In this Alsatian village, urban policies are sparse but straightforward — do as your neighbour — and all neighbours agree. The Disneyland House combines this traditional viewpoint with modern features that combine to create a beautiful timber-framed house.
The house presents as a tile covered gable roof, completely hiding the contemporary loft beneath. The ground floor is a free space, open to the south-facing garden, with a simple structure including a sauna and a shelf. Above this first house hovers another, a retreat hidden in the bush of the industrial carpentry, with views that overlook the ground floor or float over the remote landscape.
Architect: GENS association libérale d’architecture
Engineers: Barthes Bois (structural); Terranergie (thermal)
The structure was required to have a similar design to the surrounding houses due to the building policies of the village. This was achieved by using glazing on the bottom floor that was overhung by gables. However, in order to make the house stand out from its neighbours, the gables have been expanded, creating a heavy overhang of the ground floor.

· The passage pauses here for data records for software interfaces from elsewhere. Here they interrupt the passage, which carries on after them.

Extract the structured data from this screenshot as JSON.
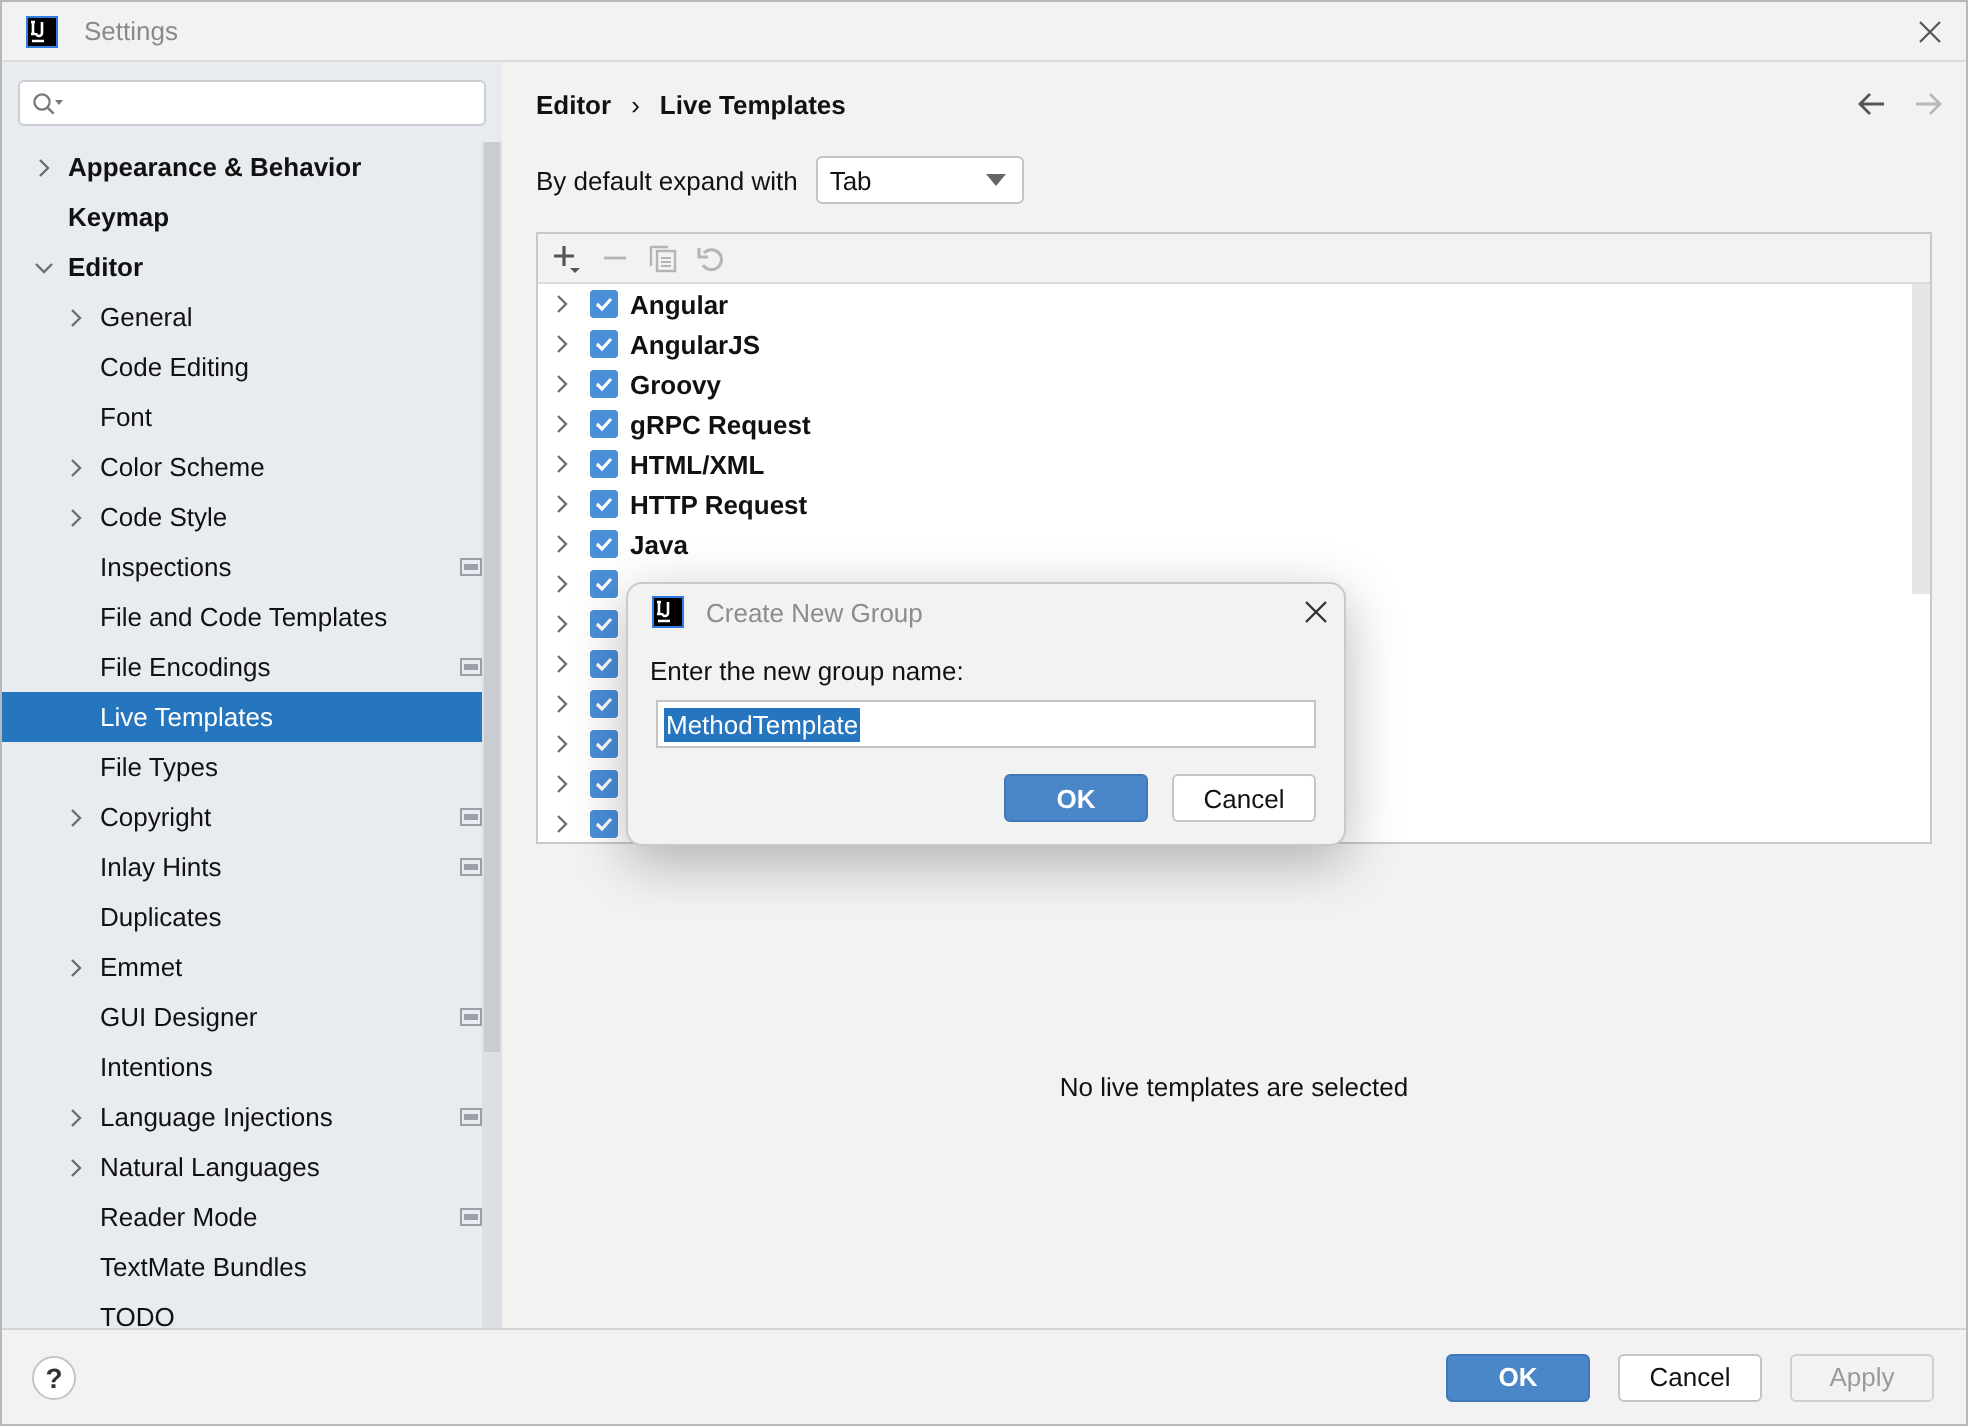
{
  "window": {
    "title": "Settings"
  },
  "sidebar": {
    "items": [
      {
        "label": "Appearance & Behavior",
        "kind": "folder",
        "expanded": false,
        "selected": false,
        "badge": false
      },
      {
        "label": "Keymap",
        "kind": "page",
        "selected": false,
        "badge": false
      },
      {
        "label": "Editor",
        "kind": "folder",
        "expanded": true,
        "selected": false,
        "badge": false,
        "children": [
          {
            "label": "General",
            "kind": "folder",
            "expanded": false,
            "selected": false,
            "badge": false
          },
          {
            "label": "Code Editing",
            "kind": "page",
            "selected": false,
            "badge": false
          },
          {
            "label": "Font",
            "kind": "page",
            "selected": false,
            "badge": false
          },
          {
            "label": "Color Scheme",
            "kind": "folder",
            "expanded": false,
            "selected": false,
            "badge": false
          },
          {
            "label": "Code Style",
            "kind": "folder",
            "expanded": false,
            "selected": false,
            "badge": false
          },
          {
            "label": "Inspections",
            "kind": "page",
            "selected": false,
            "badge": true
          },
          {
            "label": "File and Code Templates",
            "kind": "page",
            "selected": false,
            "badge": false
          },
          {
            "label": "File Encodings",
            "kind": "page",
            "selected": false,
            "badge": true
          },
          {
            "label": "Live Templates",
            "kind": "page",
            "selected": true,
            "badge": false
          },
          {
            "label": "File Types",
            "kind": "page",
            "selected": false,
            "badge": false
          },
          {
            "label": "Copyright",
            "kind": "folder",
            "expanded": false,
            "selected": false,
            "badge": true
          },
          {
            "label": "Inlay Hints",
            "kind": "page",
            "selected": false,
            "badge": true
          },
          {
            "label": "Duplicates",
            "kind": "page",
            "selected": false,
            "badge": false
          },
          {
            "label": "Emmet",
            "kind": "folder",
            "expanded": false,
            "selected": false,
            "badge": false
          },
          {
            "label": "GUI Designer",
            "kind": "page",
            "selected": false,
            "badge": true
          },
          {
            "label": "Intentions",
            "kind": "page",
            "selected": false,
            "badge": false
          },
          {
            "label": "Language Injections",
            "kind": "folder",
            "expanded": false,
            "selected": false,
            "badge": true
          },
          {
            "label": "Natural Languages",
            "kind": "folder",
            "expanded": false,
            "selected": false,
            "badge": false
          },
          {
            "label": "Reader Mode",
            "kind": "page",
            "selected": false,
            "badge": true
          },
          {
            "label": "TextMate Bundles",
            "kind": "page",
            "selected": false,
            "badge": false
          },
          {
            "label": "TODO",
            "kind": "page",
            "selected": false,
            "badge": false
          }
        ]
      }
    ]
  },
  "breadcrumb": {
    "items": [
      "Editor",
      "Live Templates"
    ],
    "separator": "›"
  },
  "navigation": {
    "back_enabled": true,
    "forward_enabled": false
  },
  "expand_with": {
    "label": "By default expand with",
    "value": "Tab"
  },
  "toolbar": [
    {
      "kind": "add",
      "disabled": false
    },
    {
      "kind": "remove",
      "disabled": true
    },
    {
      "kind": "copy",
      "disabled": true
    },
    {
      "kind": "restore",
      "disabled": true
    }
  ],
  "templates": [
    {
      "label": "Angular",
      "checked": true
    },
    {
      "label": "AngularJS",
      "checked": true
    },
    {
      "label": "Groovy",
      "checked": true
    },
    {
      "label": "gRPC Request",
      "checked": true
    },
    {
      "label": "HTML/XML",
      "checked": true
    },
    {
      "label": "HTTP Request",
      "checked": true
    },
    {
      "label": "Java",
      "checked": true
    },
    {
      "checked": true
    },
    {
      "checked": true
    },
    {
      "checked": true
    },
    {
      "checked": true
    },
    {
      "checked": true
    },
    {
      "checked": true
    },
    {
      "checked": true
    }
  ],
  "empty_message": "No live templates are selected",
  "dialog": {
    "title": "Create New Group",
    "prompt": "Enter the new group name:",
    "value": "MethodTemplate",
    "value_selected": true,
    "buttons": [
      {
        "label": "OK",
        "kind": "primary"
      },
      {
        "label": "Cancel",
        "kind": "secondary"
      }
    ]
  },
  "help_button": {
    "label": "?"
  },
  "buttons": [
    {
      "label": "OK",
      "kind": "primary",
      "disabled": false
    },
    {
      "label": "Cancel",
      "kind": "secondary",
      "disabled": false
    },
    {
      "label": "Apply",
      "kind": "secondary",
      "disabled": true
    }
  ]
}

The loft space that sits above the light-filled ground floor is a forest of timber framing, with the structure exposed to anyone who climbs up the ladder. Large windows bring light into what could easily have been a dim, dusty attic, but instead is an intriguing and inventive space, perfectly complementing the not-quite traditional gables of the roof.

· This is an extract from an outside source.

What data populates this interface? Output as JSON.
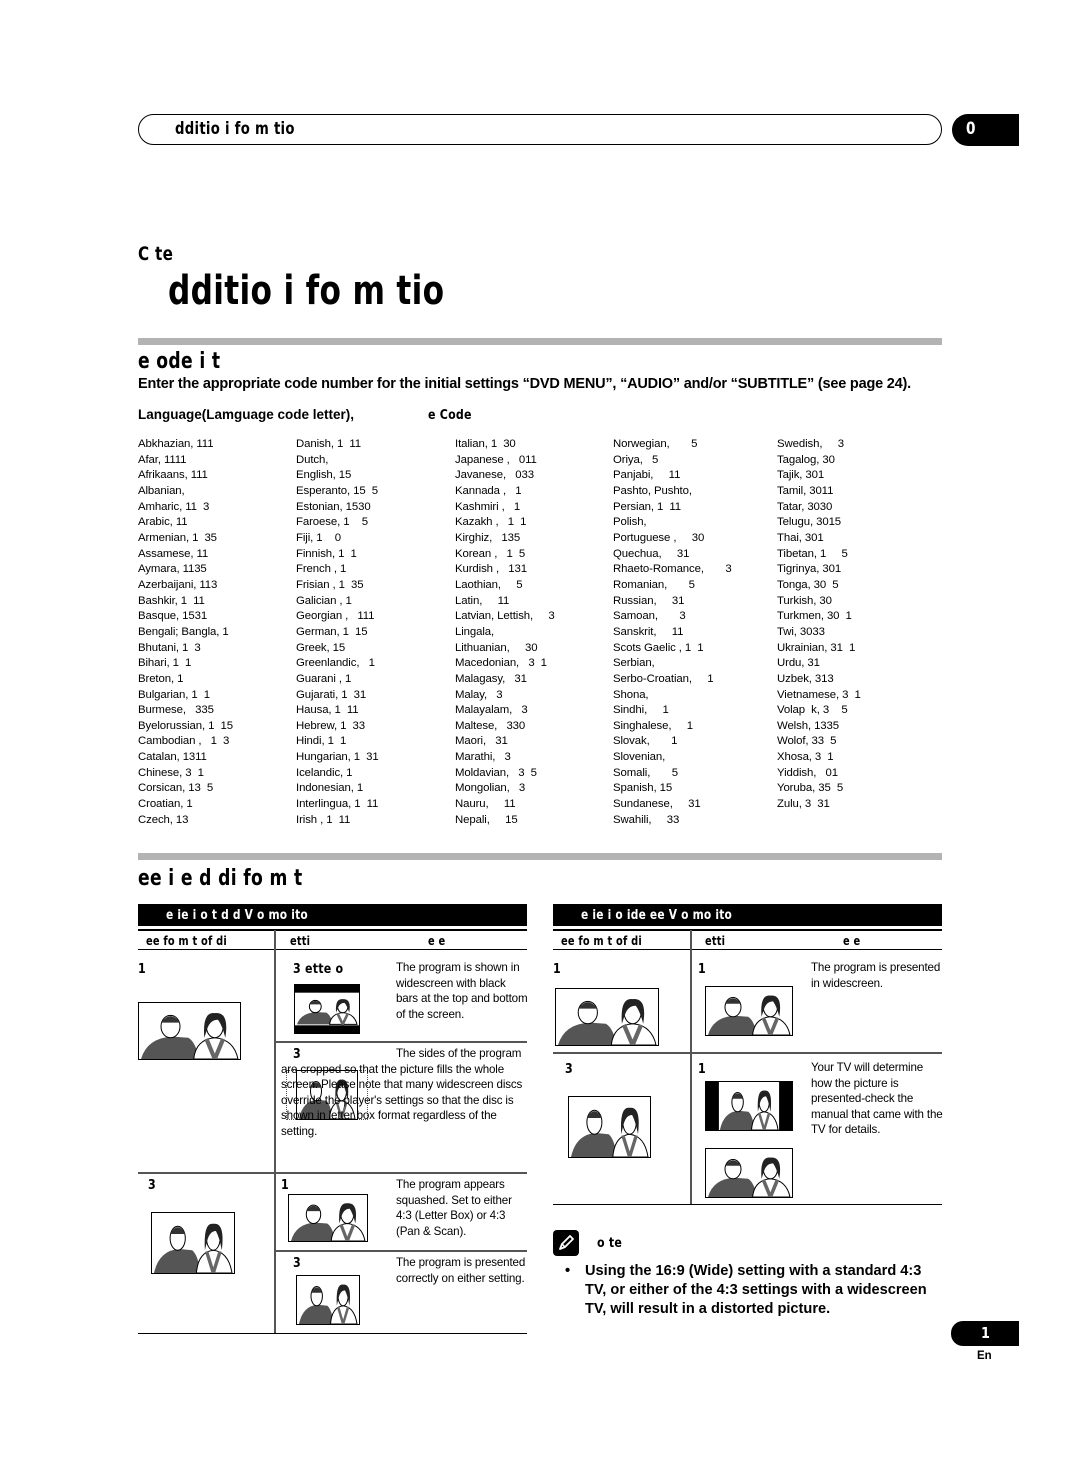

The roof of the Disneyland house is much larger than would normally be the case. The reasons for this are the strict building regulations that the village of Zutzendorf has in place, which aim to keep any new structures from breaking with the traditional visual context of the village.
The architects therefore designed the building to include the large gabled roof that emulates the nearby houses, but the size of the roof was increased to maintain the individuality of the Disneyland house. It also conceals a space within the wooden rafters.
The roof sits above large swathes of glazing that grant vies over the entirety of the house's garden.
The interior of the house is a story of two spaces. The first is the main living room, flooded with natural light from the large windows that make up the whole wall that faces the garden. The second hovers above the main space; a forest of beams and posts makes up a dim space that has a large window overlooking the garden.
Both interior spaces have an atmosphere dominated by timber features, with the upper floor in particular giving the feeling of being in a forest. The upper space is also unique in its shape, with the steeply pitched and gabled roof that was required by the local planning laws giving that space a noticeable pitched form.